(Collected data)
BEGIN

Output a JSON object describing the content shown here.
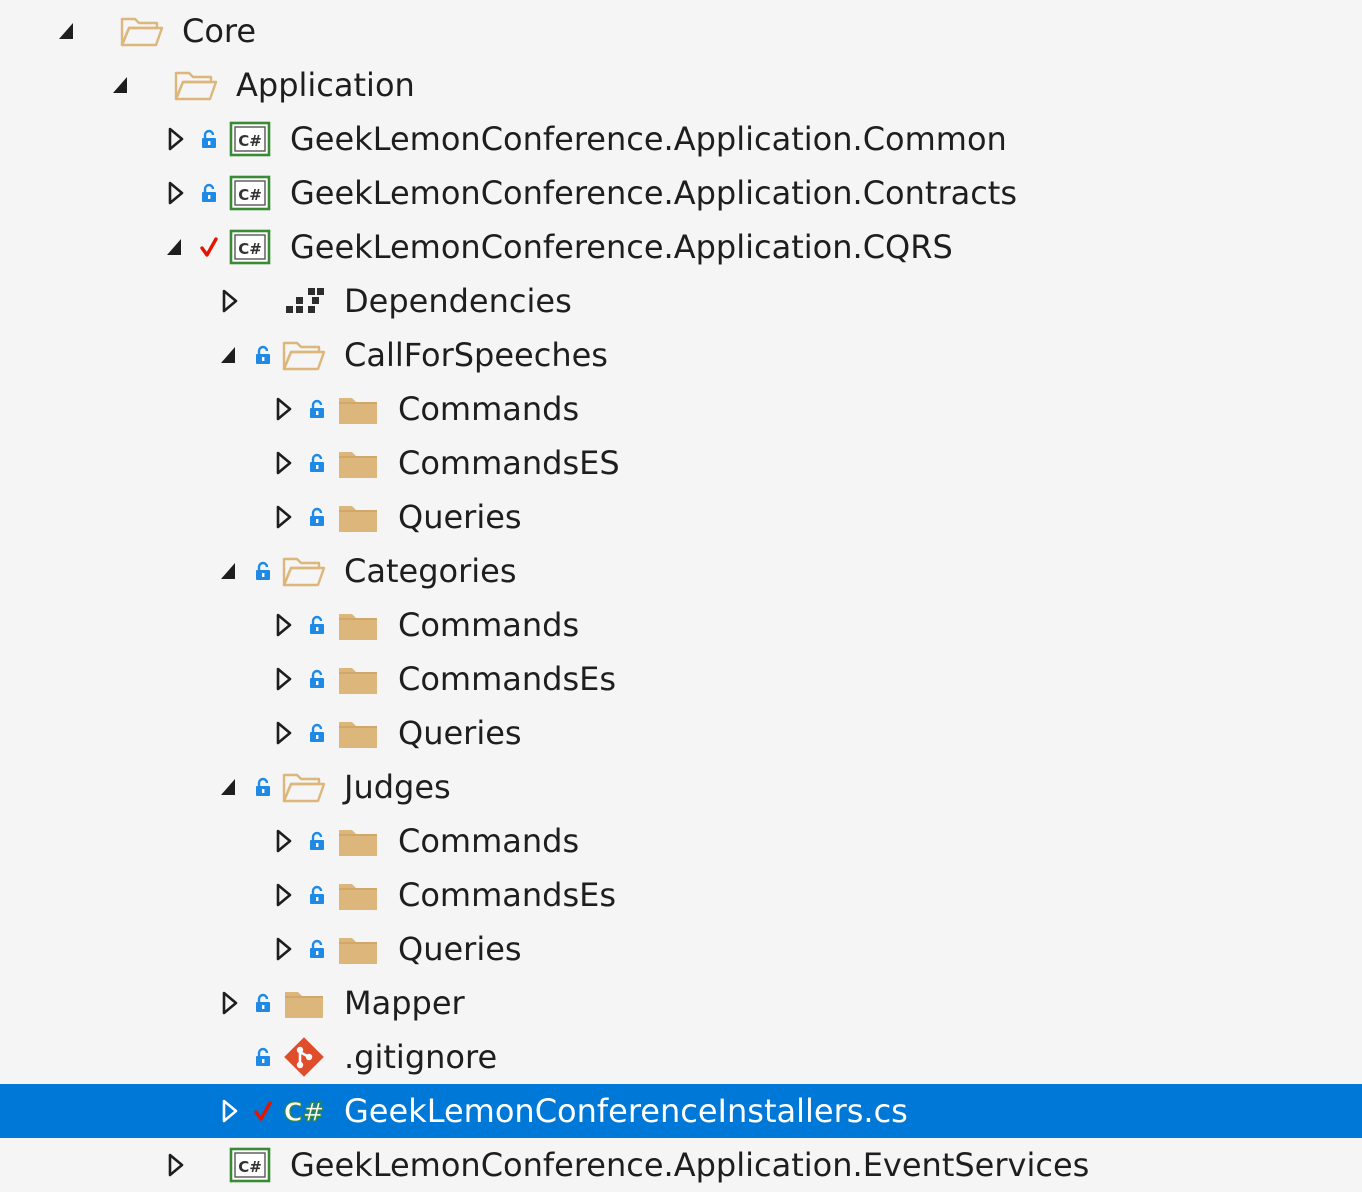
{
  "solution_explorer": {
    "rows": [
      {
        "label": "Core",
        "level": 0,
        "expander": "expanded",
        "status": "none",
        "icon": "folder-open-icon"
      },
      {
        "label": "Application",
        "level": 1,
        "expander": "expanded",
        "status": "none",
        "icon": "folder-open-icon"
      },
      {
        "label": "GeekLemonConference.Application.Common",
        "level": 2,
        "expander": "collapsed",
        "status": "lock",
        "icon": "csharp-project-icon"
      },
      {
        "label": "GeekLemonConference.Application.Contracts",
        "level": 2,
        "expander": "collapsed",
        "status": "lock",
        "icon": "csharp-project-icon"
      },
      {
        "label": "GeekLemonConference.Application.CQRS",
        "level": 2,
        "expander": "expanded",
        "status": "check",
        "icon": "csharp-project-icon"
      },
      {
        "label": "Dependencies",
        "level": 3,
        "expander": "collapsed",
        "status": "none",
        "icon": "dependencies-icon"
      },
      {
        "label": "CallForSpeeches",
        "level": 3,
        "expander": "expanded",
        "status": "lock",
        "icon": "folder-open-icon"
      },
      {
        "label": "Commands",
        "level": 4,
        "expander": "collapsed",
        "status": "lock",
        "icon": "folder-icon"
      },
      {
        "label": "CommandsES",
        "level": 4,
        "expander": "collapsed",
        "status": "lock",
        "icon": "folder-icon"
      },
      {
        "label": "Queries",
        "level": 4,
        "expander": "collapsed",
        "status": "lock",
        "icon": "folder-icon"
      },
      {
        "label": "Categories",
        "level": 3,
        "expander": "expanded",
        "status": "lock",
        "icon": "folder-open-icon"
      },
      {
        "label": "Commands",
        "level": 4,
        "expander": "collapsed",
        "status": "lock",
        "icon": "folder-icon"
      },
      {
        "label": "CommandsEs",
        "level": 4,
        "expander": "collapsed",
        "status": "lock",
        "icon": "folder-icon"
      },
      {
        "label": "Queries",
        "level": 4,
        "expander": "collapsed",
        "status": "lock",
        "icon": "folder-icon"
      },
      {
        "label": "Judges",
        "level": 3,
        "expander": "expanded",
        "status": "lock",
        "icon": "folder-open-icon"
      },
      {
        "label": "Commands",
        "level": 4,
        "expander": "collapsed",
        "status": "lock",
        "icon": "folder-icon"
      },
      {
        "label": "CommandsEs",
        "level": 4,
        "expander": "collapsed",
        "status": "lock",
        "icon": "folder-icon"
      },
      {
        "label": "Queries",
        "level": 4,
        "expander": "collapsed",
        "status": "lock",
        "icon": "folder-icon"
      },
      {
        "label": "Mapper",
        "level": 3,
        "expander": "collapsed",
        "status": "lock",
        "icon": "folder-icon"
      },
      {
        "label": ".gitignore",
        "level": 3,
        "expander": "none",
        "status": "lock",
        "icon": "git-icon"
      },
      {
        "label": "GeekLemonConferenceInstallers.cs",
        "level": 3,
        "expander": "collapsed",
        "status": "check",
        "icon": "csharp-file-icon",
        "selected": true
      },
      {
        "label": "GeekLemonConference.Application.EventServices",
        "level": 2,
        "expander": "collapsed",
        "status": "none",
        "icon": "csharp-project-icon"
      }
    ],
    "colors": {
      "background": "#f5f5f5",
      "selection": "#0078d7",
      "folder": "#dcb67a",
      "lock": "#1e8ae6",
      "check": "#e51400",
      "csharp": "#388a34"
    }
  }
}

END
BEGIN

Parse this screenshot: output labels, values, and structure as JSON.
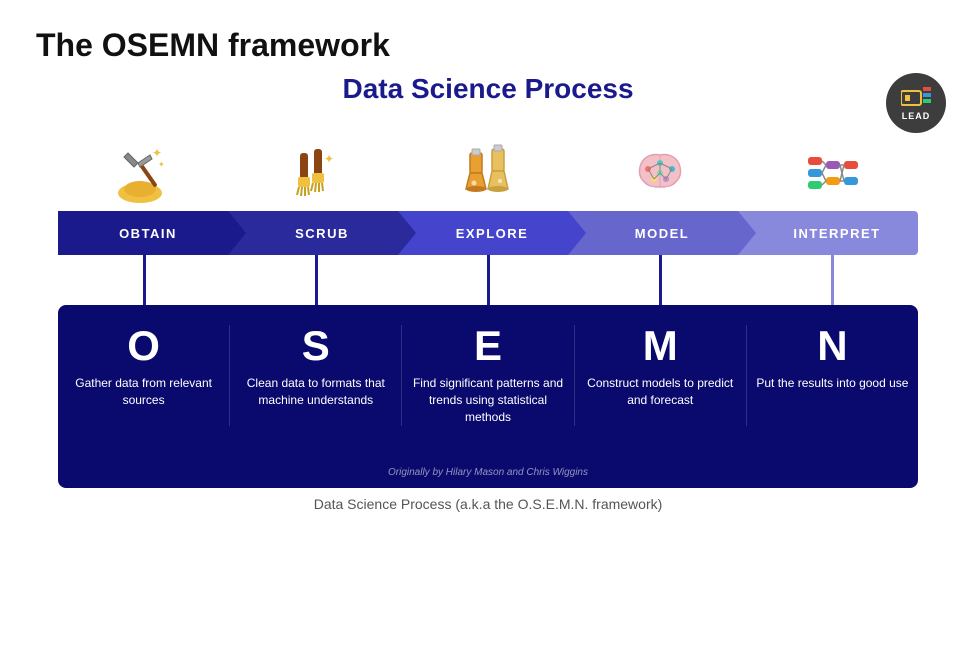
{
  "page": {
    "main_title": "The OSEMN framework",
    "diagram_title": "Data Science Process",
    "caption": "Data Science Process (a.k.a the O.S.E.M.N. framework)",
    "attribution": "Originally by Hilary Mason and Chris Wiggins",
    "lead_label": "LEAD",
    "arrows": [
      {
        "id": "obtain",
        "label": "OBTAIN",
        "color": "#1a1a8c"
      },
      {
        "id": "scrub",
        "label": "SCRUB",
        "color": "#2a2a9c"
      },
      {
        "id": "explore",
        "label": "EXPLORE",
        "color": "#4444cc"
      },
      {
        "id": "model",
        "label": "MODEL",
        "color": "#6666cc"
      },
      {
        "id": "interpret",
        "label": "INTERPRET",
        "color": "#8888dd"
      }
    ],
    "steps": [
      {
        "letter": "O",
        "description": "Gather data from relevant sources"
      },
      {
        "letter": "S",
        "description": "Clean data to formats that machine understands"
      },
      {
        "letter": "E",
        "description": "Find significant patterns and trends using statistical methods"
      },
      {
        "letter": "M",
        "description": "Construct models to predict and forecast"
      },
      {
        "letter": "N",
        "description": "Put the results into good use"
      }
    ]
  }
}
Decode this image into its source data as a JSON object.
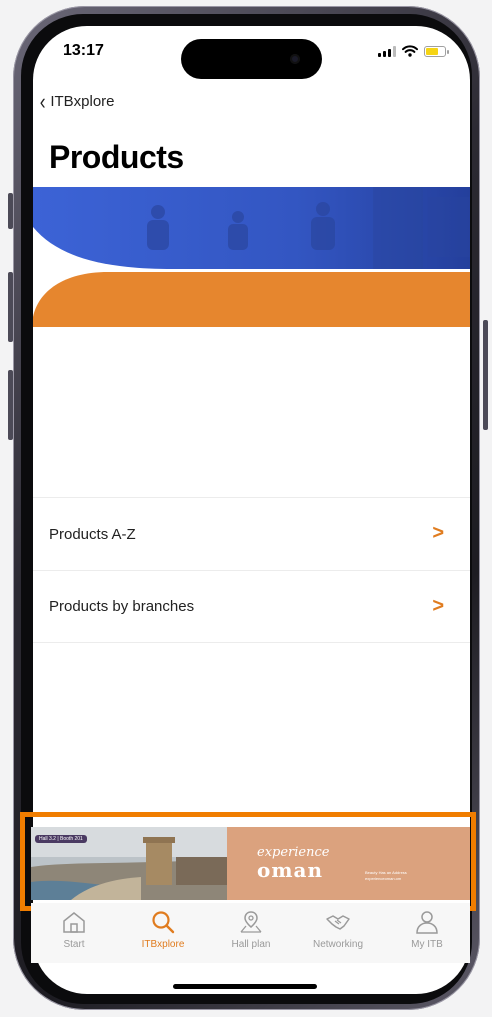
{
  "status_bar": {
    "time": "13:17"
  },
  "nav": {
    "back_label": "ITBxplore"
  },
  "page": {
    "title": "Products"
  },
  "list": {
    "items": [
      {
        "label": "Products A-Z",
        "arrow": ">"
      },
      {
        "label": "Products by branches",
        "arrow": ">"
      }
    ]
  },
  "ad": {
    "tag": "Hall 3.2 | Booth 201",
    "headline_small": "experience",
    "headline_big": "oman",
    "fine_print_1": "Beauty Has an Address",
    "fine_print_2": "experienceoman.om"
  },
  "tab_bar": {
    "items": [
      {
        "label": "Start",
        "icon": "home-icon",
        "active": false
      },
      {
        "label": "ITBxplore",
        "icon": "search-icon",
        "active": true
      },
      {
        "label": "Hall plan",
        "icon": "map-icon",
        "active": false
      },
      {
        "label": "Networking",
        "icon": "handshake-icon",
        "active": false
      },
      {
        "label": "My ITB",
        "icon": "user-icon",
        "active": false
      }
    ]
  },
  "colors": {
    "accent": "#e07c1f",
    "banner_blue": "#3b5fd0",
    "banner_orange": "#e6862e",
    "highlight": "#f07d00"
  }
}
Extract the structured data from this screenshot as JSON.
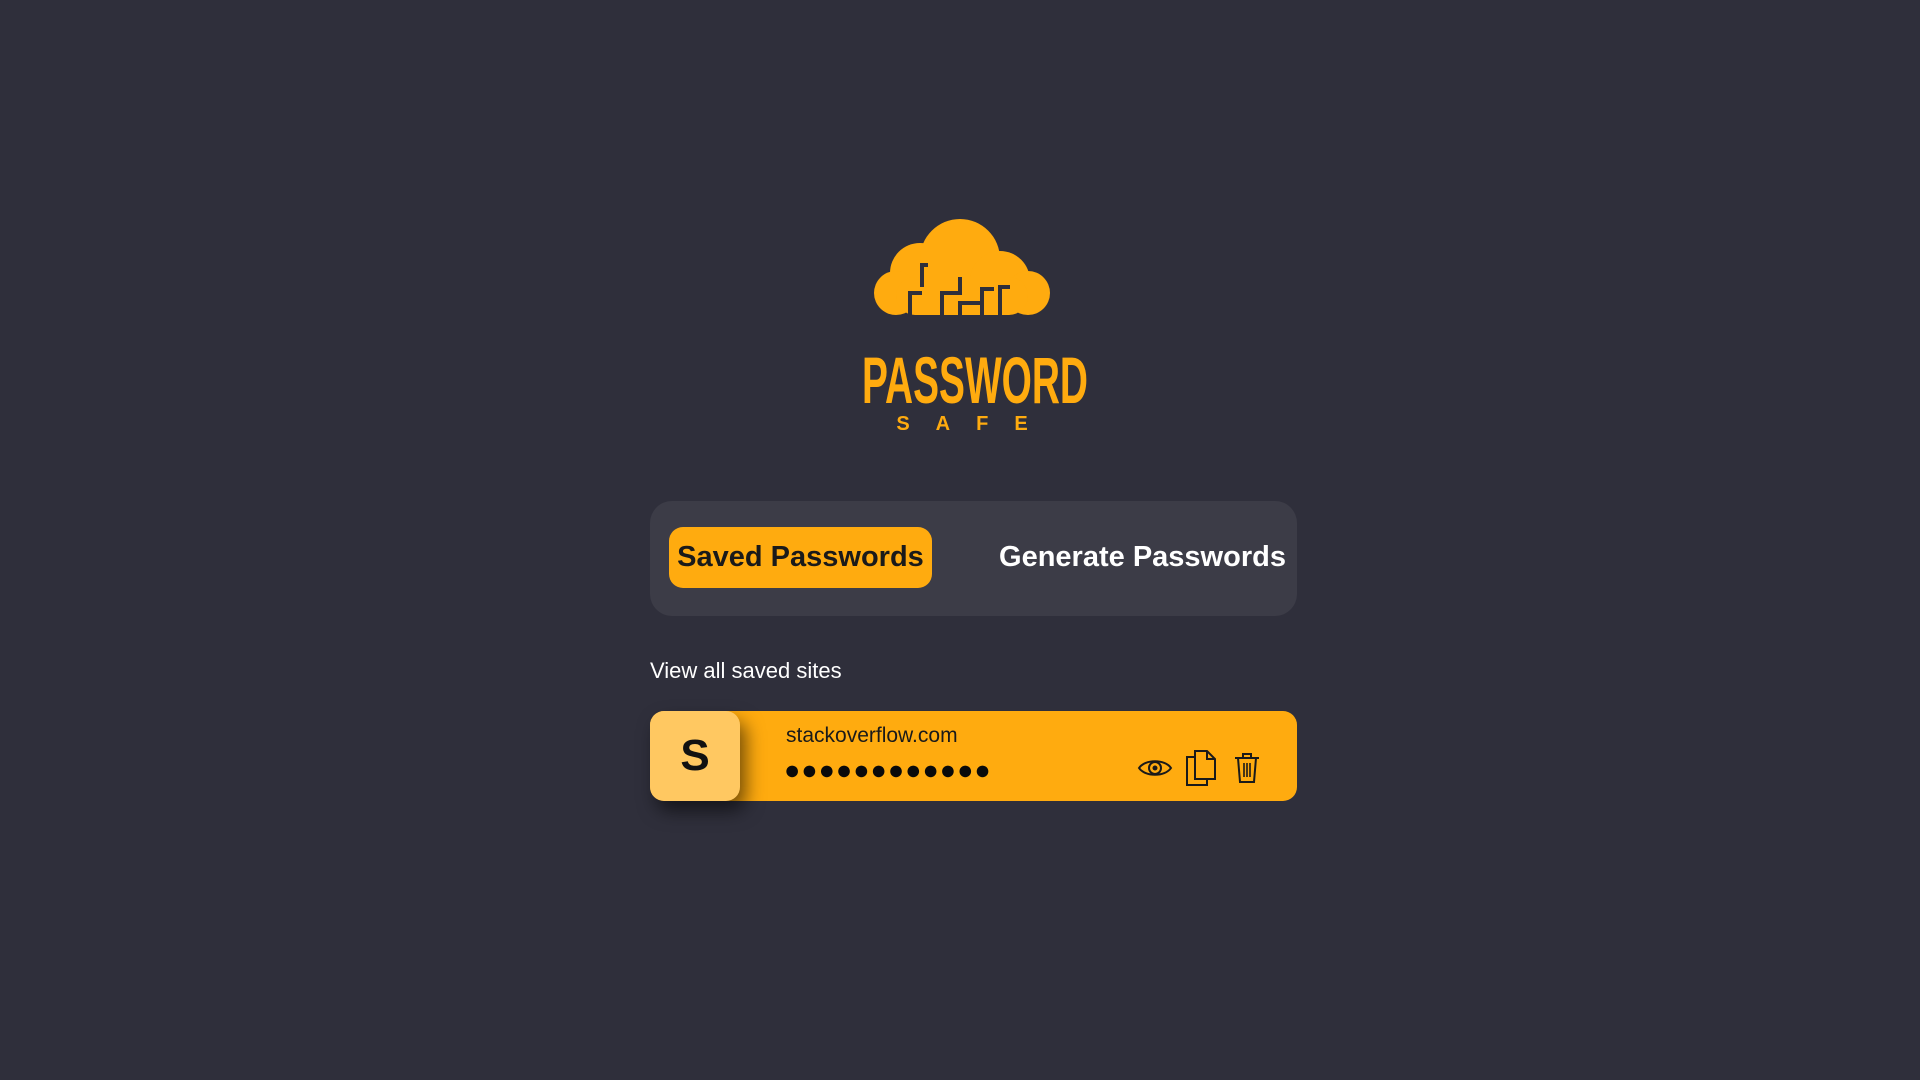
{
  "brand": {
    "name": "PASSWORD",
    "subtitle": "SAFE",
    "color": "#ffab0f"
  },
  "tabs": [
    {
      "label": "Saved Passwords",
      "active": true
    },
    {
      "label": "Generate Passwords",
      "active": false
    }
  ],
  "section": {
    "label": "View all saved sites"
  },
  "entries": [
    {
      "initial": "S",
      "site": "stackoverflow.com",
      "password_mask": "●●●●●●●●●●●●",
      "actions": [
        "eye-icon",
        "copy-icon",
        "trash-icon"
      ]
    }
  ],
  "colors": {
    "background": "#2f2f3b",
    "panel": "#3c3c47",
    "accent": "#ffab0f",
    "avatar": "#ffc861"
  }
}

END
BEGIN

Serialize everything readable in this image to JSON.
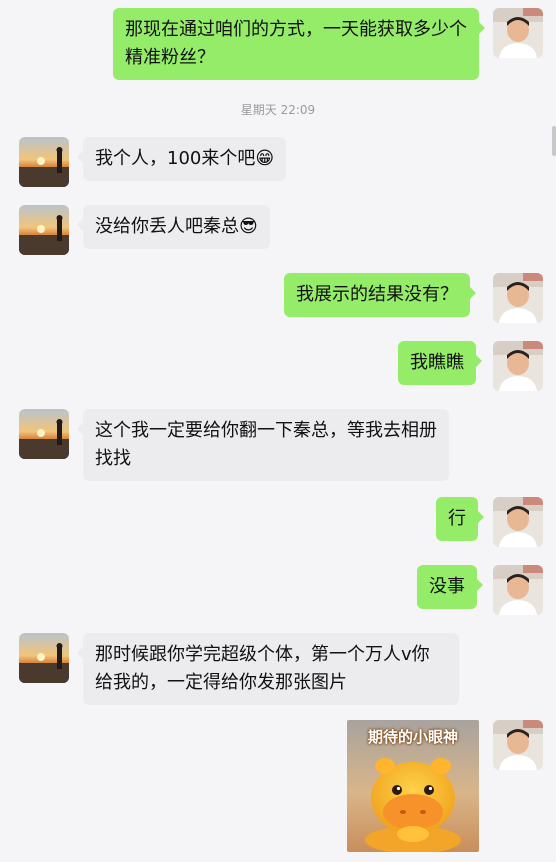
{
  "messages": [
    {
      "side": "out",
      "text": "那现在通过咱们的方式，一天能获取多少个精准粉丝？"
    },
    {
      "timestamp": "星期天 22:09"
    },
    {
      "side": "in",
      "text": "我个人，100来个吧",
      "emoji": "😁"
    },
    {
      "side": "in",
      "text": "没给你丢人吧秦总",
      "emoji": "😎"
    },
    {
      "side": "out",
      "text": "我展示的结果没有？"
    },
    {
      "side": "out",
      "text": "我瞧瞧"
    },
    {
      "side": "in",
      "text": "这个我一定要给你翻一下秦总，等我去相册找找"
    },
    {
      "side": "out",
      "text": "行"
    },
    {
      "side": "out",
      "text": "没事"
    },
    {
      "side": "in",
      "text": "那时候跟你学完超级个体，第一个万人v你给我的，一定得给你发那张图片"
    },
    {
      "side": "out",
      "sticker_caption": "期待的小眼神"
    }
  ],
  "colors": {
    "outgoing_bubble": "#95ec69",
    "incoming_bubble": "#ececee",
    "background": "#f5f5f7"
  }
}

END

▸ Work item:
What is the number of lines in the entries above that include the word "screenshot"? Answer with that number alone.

▸ Solution to the problem:
2